According to Michael Trucano from the World Bank, Jordan is one of a handful of countries to watch. “Efforts have been made in numerous countries to replicate and adapt the model behind the innovative public-private partnership driving the forward-looking Jordan Education Initiative, perhaps the highest profile initiative of its kind among developing countries – and one of the better evaluated ones”.
Not surprising then to see the Jordan Education Initiative winning a UNSECO prize for excellence in the use of ICT in education in 2009.
But what exactly is the Jordan Education Initiative and what can we learn from it?
The Jordan Education Initiative (JEI) is one of several education initiatives run by the World Economic Forum, others being the Egyptian Palestinian and Rajasthan Education initiatives.
The JEI has the following objectives:
- Improve the development and delivery of education to Jordan’s citizens through public-private partnerships
- Help the government of Jordan achieve its vision for education as a catalyst for social and economic development
- Accelerate of educational reforms in developing countries by unleashing the innovation of teachers and students through the effective use of ICT
- Build the capacity of the local information technology industry in partnership with world class firms
- Build a model of reform that can be exported to and replicated in other countries.
The JEI has 17 global corporations, 17 Jordanian entities, and 11 governmental and non-governmental organizations all working together to achieve these objectives, in partnership with the Government of Jordan. Commercial partners include Micrsoft, Intel, Cisco, HP, Tribal, iEARN and World Links.

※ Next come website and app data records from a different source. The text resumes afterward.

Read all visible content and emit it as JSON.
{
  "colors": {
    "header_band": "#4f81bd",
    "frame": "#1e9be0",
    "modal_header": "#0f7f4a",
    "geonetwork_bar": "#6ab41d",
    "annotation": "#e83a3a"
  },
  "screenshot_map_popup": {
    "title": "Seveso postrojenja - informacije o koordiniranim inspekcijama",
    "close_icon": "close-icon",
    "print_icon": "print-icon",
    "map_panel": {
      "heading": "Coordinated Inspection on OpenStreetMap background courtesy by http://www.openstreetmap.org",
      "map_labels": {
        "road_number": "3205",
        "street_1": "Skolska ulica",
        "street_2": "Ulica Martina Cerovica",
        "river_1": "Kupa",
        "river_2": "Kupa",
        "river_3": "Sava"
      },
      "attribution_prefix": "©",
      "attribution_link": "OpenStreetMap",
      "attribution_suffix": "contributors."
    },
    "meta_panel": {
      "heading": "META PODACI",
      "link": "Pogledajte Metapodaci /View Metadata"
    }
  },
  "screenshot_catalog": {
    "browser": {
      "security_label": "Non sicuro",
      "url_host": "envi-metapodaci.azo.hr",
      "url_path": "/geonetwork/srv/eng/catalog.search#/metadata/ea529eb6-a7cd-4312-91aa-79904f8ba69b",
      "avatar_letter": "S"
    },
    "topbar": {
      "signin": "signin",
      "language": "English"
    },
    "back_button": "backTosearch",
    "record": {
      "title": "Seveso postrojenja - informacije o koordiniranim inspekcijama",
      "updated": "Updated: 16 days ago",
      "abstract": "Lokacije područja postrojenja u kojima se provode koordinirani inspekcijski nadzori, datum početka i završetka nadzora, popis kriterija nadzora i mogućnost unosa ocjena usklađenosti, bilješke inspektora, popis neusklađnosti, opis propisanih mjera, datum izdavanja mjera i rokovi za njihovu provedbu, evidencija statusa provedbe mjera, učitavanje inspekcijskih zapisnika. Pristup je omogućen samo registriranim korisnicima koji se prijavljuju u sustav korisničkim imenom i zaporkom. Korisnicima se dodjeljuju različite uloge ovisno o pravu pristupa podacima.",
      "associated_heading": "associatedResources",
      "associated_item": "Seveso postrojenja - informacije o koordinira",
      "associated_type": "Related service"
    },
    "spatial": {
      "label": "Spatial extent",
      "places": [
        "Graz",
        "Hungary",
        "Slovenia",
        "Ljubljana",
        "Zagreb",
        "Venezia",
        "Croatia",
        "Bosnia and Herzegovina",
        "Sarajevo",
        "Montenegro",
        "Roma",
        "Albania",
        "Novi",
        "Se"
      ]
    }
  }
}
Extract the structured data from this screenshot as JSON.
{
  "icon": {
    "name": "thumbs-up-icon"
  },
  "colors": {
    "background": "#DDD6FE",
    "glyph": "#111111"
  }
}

This PPP enabled JEI to improve learning for 80,000 students, via 3200 teachers in 100 “Discovery Schools”. Each Discovery School is fully networked; Internet connected and has access to computer labs and online content.
Jordan participated in PISA for the first time in 2006, and found that scores for Maths, Science and Reading were higher in the “Discovery Schools”. Whilst these differences could potentially be caused by other factors, it’s reasonable to conclude that the initiative is having an overall positive effect.
Key learning from the JEI includes:
- Never lose focus on education
- Ensure the technology is scalable
- PPP is the backbone with clear roles and responsibilities for each partner
- Strong governance and organizational structure
- Correct scale of program
- Monitoring and impact assessment is critical
- Communication and PR plays a role
- Change management vs. training
(The World Economic Forum)
McKinsey and Company published an analysis of the JEI in 2005, and concluded that effective global-local, public-private partnerships should have the following key elements:
- Clear vision and objectives, powerfully articulated in appropriate forums
- Attractive governmental, social and geo-strategic conditions
- Motivated partners, whose interests are aligned with initiative, providing sufficient inputs
- Programme activities that leverage appropriate partner competences
- Well-supported coordinating mechanisms
- Consistent monitoring and evaluation
- Effective governance to set strategic direction and align partners.
(McKinsey & Company, 2005)